By: Nosipho Ntombela
Born with Osteogenesis Genesis Imperfecta type 3, a condition which weakens bones, cause breathing difficulties and slow growth, a 26 -year -old Nokwethemba Vilakazi has not made that determine her path.
Raised in Nkandla by her grandmother and an unemployed single mother, Vilakazi was titled 2017 Miss South African Citizen Living with Disability. Before she won the beauty pageant, Vilakazi had a “wonderful” (she said) once in a lifetime opportunity to work with the KZN Fashion Council despise her physical challenge.
“I’ve never imagine myself being in the audience not to mention being called a model. I was the Basetsana Khumalo I had always wished to be,” explained Vilakazi.
Vilakazi who is currently working at the Unlimited, says that one of the privileges of growing up in Nkandla was to play with beads at a young age. She learned most of the things behind beadwork from elders and for her it was more about passion, than money.
“Back then Nkandla didn’t have schools for disabled children like me and so my mother decided to take me to Mason Lincoln Special School in Umlazi. In 2010 I did my matric, and passed with enough points which allowed me to study a BA in Cultural and Heritage Tourism and graduated in 2015 from the University of KwaZulu -Natal,” said Vilakazi.
“Seeing many people wearing beaded items gives me great joy. Other than finding the meaning behind the colors and designs, the process of doing beads itself teaches patience, and sharpens your concentration which are qualities most of us lack,” added Vilakazi.
Vilakazi says that she can do almost all kinds of beadwork, and currently fascinated by everything that is happening in the fashion industry. In her mind she always try to design an item that will set her apart from the rest, but still be fit for any style and outfit.
Vilakazi recalls a time in July 2017 were her old wheelchair was falling apart as it had reached it life span. She says she tweeted about it, asking people to support her beadwork business so that she can raise enough money to buy it.

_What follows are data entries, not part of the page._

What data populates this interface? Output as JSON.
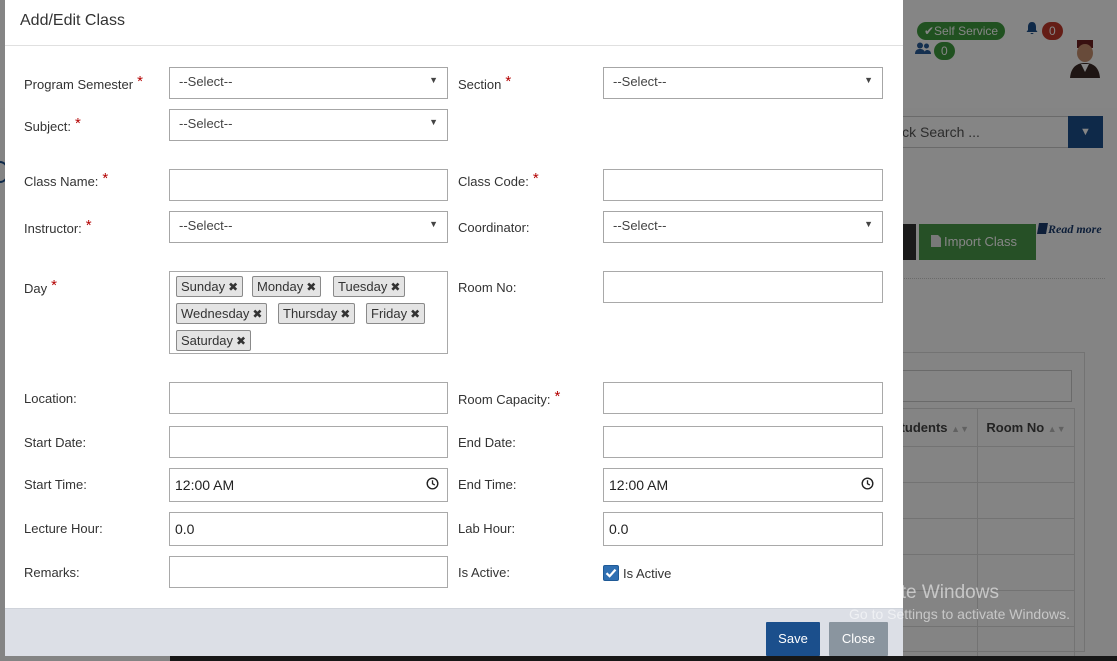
{
  "modal": {
    "title": "Add/Edit Class",
    "fields": {
      "program_semester": {
        "label": "Program Semester",
        "value": "--Select--"
      },
      "section": {
        "label": "Section",
        "value": "--Select--"
      },
      "subject": {
        "label": "Subject:",
        "value": "--Select--"
      },
      "class_name": {
        "label": "Class Name:",
        "value": ""
      },
      "class_code": {
        "label": "Class Code:",
        "value": ""
      },
      "instructor": {
        "label": "Instructor:",
        "value": "--Select--"
      },
      "coordinator": {
        "label": "Coordinator:",
        "value": "--Select--"
      },
      "day": {
        "label": "Day",
        "chips": [
          "Sunday",
          "Monday",
          "Tuesday",
          "Wednesday",
          "Thursday",
          "Friday",
          "Saturday"
        ]
      },
      "room_no": {
        "label": "Room No:",
        "value": ""
      },
      "location": {
        "label": "Location:",
        "value": ""
      },
      "room_capacity": {
        "label": "Room Capacity:",
        "value": ""
      },
      "start_date": {
        "label": "Start Date:",
        "value": ""
      },
      "end_date": {
        "label": "End Date:",
        "value": ""
      },
      "start_time": {
        "label": "Start Time:",
        "value": "12:00 AM"
      },
      "end_time": {
        "label": "End Time:",
        "value": "12:00 AM"
      },
      "lecture_hour": {
        "label": "Lecture Hour:",
        "value": "0.0"
      },
      "lab_hour": {
        "label": "Lab Hour:",
        "value": "0.0"
      },
      "remarks": {
        "label": "Remarks:",
        "value": ""
      },
      "is_active": {
        "label": "Is Active:",
        "checkbox_label": "Is Active",
        "checked": true
      }
    },
    "required_marker": "*",
    "chip_remove": "✖",
    "buttons": {
      "save": "Save",
      "close": "Close"
    }
  },
  "background": {
    "self_service": "✔Self Service",
    "notifications": "0",
    "users": "0",
    "quick_search": "ick Search ...",
    "import_class": "Import Class",
    "read_more": "Read more",
    "columns": [
      "Students",
      "Room No"
    ]
  },
  "watermark": {
    "line1": "Activate Windows",
    "line2": "Go to Settings to activate Windows."
  },
  "icons": {
    "caret": "caret-down-icon",
    "clock": "clock-icon",
    "check": "check-icon",
    "bell": "bell-icon",
    "users": "users-icon",
    "file": "file-icon",
    "book": "book-icon",
    "remove": "remove-chip-icon"
  },
  "colors": {
    "primary": "#1b4f8c",
    "success": "#3e9b3e",
    "danger": "#c0392b",
    "required": "#b30000",
    "close_button": "#8a959f",
    "checkbox": "#2f6fb2"
  }
}
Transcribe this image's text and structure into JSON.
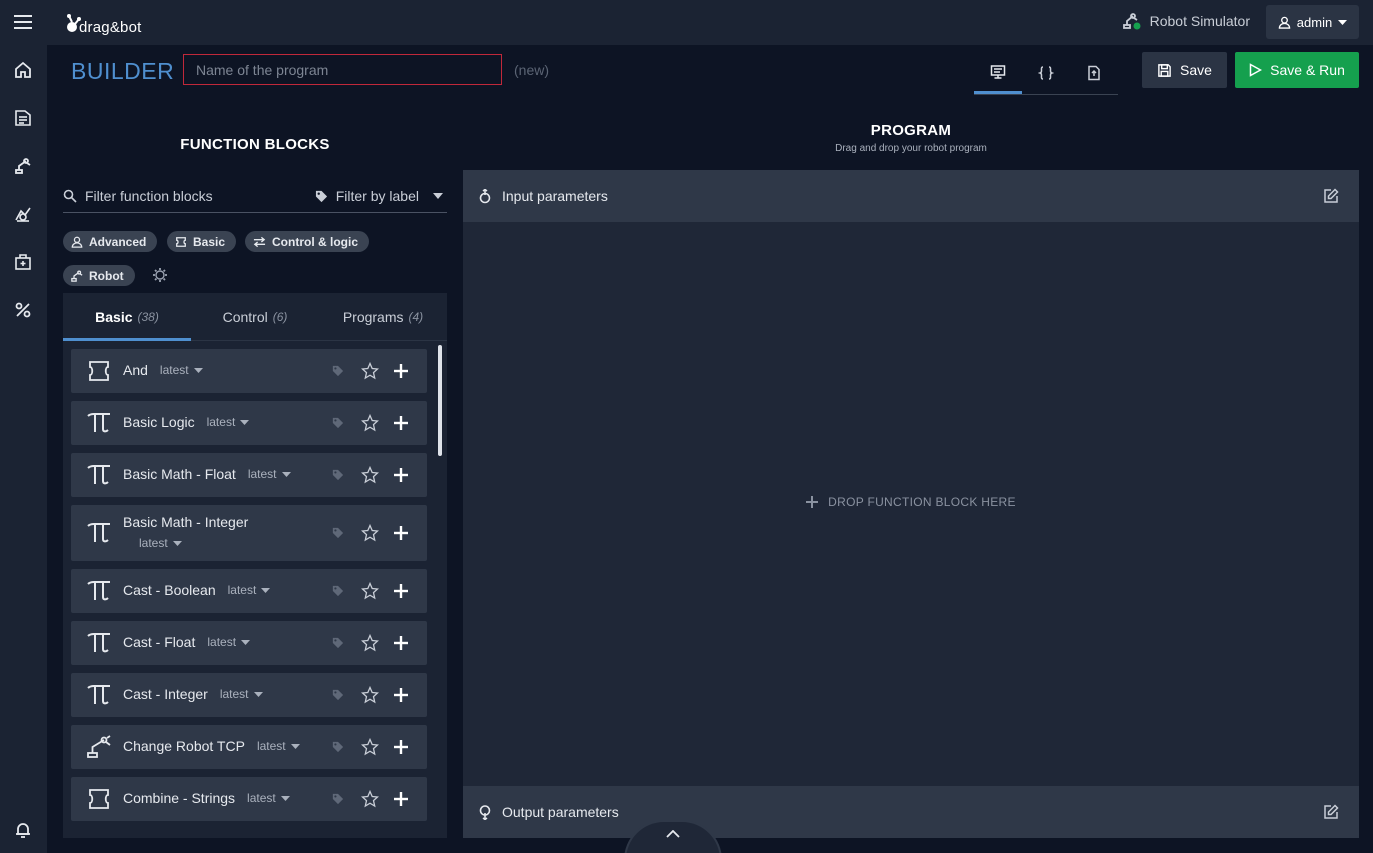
{
  "app": {
    "logo_text": "drag&bot"
  },
  "topbar": {
    "simulator_label": "Robot Simulator",
    "user_label": "admin"
  },
  "builder": {
    "title": "BUILDER",
    "name_placeholder": "Name of the program",
    "new_label": "(new)",
    "save_label": "Save",
    "save_run_label": "Save & Run"
  },
  "function_blocks": {
    "title": "FUNCTION BLOCKS",
    "filter_placeholder": "Filter function blocks",
    "filter_label": "Filter by label",
    "chips": [
      "Advanced",
      "Basic",
      "Control & logic",
      "Robot"
    ],
    "tabs": [
      {
        "label": "Basic",
        "count": "(38)"
      },
      {
        "label": "Control",
        "count": "(6)"
      },
      {
        "label": "Programs",
        "count": "(4)"
      }
    ],
    "items": [
      {
        "name": "And",
        "version": "latest",
        "icon": "puzzle-icon"
      },
      {
        "name": "Basic Logic",
        "version": "latest",
        "icon": "pi-icon"
      },
      {
        "name": "Basic Math - Float",
        "version": "latest",
        "icon": "pi-icon"
      },
      {
        "name": "Basic Math - Integer",
        "version": "latest",
        "icon": "pi-icon"
      },
      {
        "name": "Cast - Boolean",
        "version": "latest",
        "icon": "pi-icon"
      },
      {
        "name": "Cast - Float",
        "version": "latest",
        "icon": "pi-icon"
      },
      {
        "name": "Cast - Integer",
        "version": "latest",
        "icon": "pi-icon"
      },
      {
        "name": "Change Robot TCP",
        "version": "latest",
        "icon": "robot-arm-icon"
      },
      {
        "name": "Combine - Strings",
        "version": "latest",
        "icon": "puzzle-icon"
      }
    ]
  },
  "program": {
    "title": "PROGRAM",
    "subtitle": "Drag and drop your robot program",
    "input_params_label": "Input parameters",
    "output_params_label": "Output parameters",
    "drop_label": "DROP FUNCTION BLOCK HERE"
  },
  "colors": {
    "accent": "#4f8fcf",
    "run_green": "#15a04e",
    "error_border": "#c0283a"
  }
}
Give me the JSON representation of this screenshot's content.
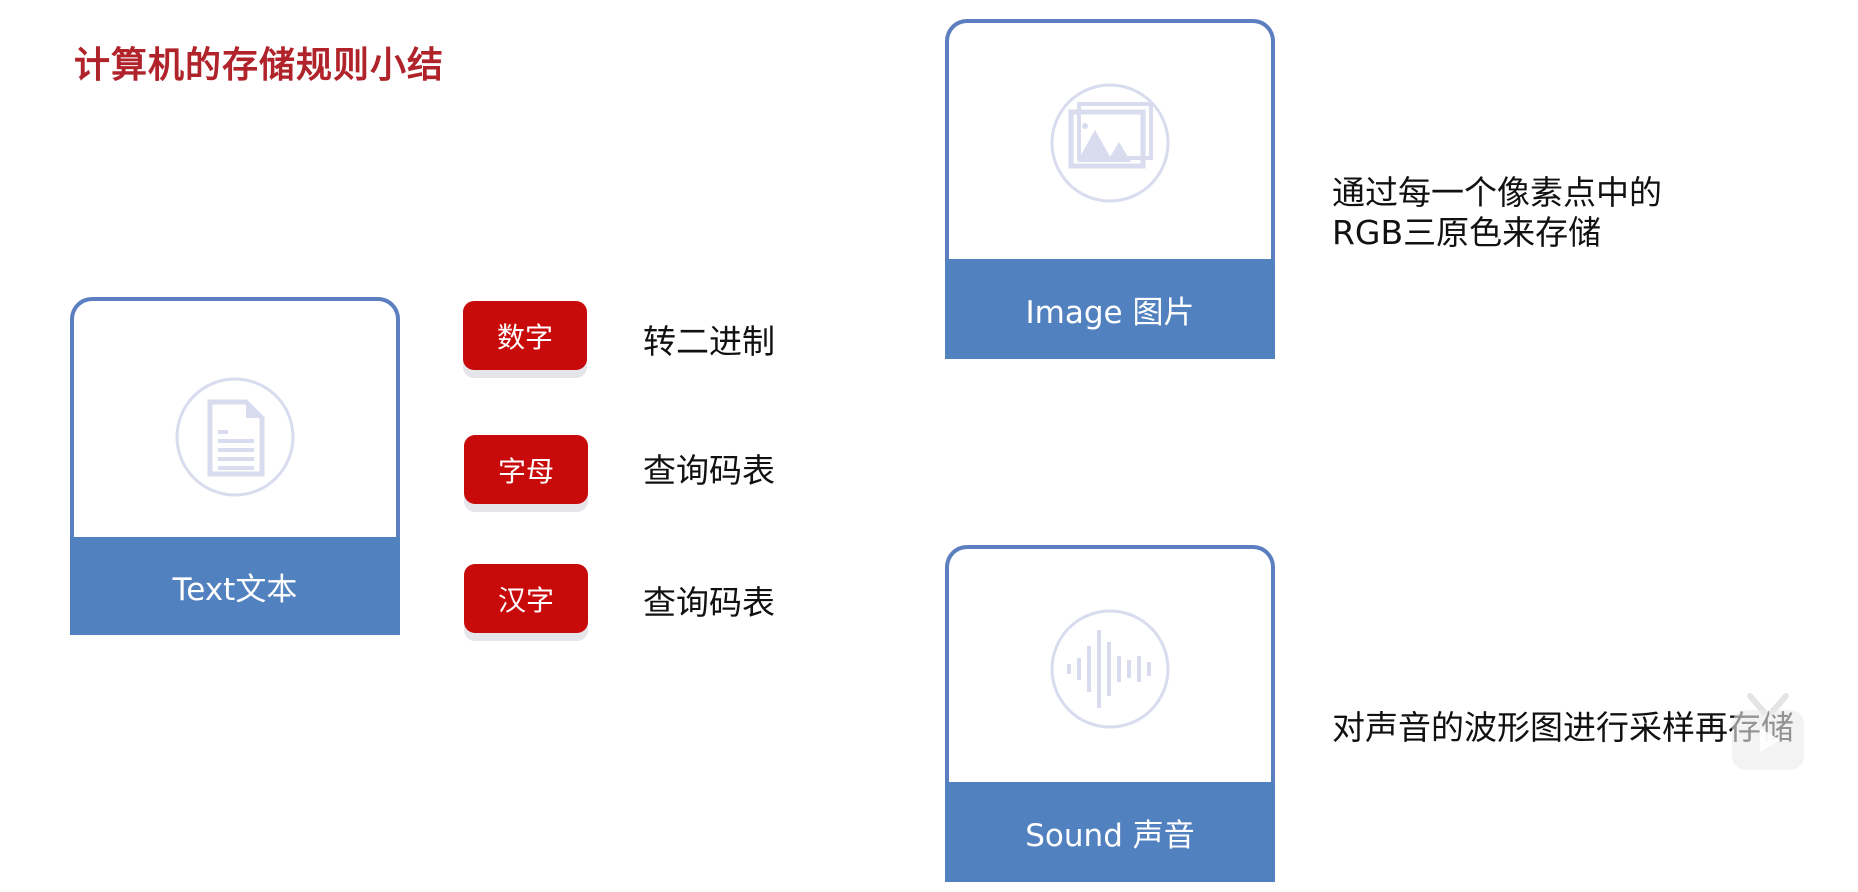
{
  "title": "计算机的存储规则小结",
  "colors": {
    "title": "#b0232a",
    "card_border": "#5b7fbf",
    "card_footer": "#5281c0",
    "badge": "#c80a0a",
    "icon": "#d8dcee"
  },
  "cards": [
    {
      "label": "Text文本",
      "icon": "document-icon"
    },
    {
      "label": "Image 图片",
      "icon": "image-icon"
    },
    {
      "label": "Sound 声音",
      "icon": "sound-wave-icon"
    }
  ],
  "text_rules": [
    {
      "badge": "数字",
      "desc": "转二进制"
    },
    {
      "badge": "字母",
      "desc": "查询码表"
    },
    {
      "badge": "汉字",
      "desc": "查询码表"
    }
  ],
  "image_desc": {
    "line1": "通过每一个像素点中的",
    "line2": "RGB三原色来存储"
  },
  "sound_desc": "对声音的波形图进行采样再存储",
  "watermark_icon": "video-player-icon"
}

“Black Coffee approached me for beads, I wasn’t ready until the last day. I was able to finish his items. I was scared, thinking that I won’t be able to meet his deadline or he won’t like them. Seeing him wearing my beads and tweeting about them, was a dream coming true,” shared Vilakazi.
She says if there is one thing she cannot live without, that would be her electronic wheelchair. Vilakazi said that it has brought her so much fearlessness, pride, elegance and style.
“Right now my life is about faith, adventure and growth,” explained Vilakazi.
Like everyone Vilakazi has goals she wants to achieve in life and for her is to fully understand her position at work (The Unlimited), get a driver’s license and showcase her beads all over South African. Vilakazi wants to work for the United Nations, be a TEXs guest speaker and have her beads / artworks featured on movies like the Black Panther.
“My life is unpredictable; few years ago I was a voiceless nobody from nowhere, today I can speak on someone’s behalf and be heard by many. In 2020, I’m sure I’ll be doing great things in South Africa, especially for children living with disabilities who don’t have access to schools,” added Vilakazi
Her daily motto says “I’ve heard, smelled, seen, touched and ate failure; how about success now? Yeah, why not me she said!
“As black child you are afraid to dream big, your mind is limited to achieving what our role models have achieved and because of your obvious daily experiences, you don’t realize the potential you have to become better, new and extraordinary. For me lacking confidence at a young age based on where I come from, what people labeled me as, and how I look, really delayed me. Had the younger me known that I’ll be this kind of a woman (fearless, confident, intelligent, classy, beautiful and strong), I would have taken every opportunity believing that I am capable. I would have smiled more and kept my head high,” concluded a happy Nokwethemba.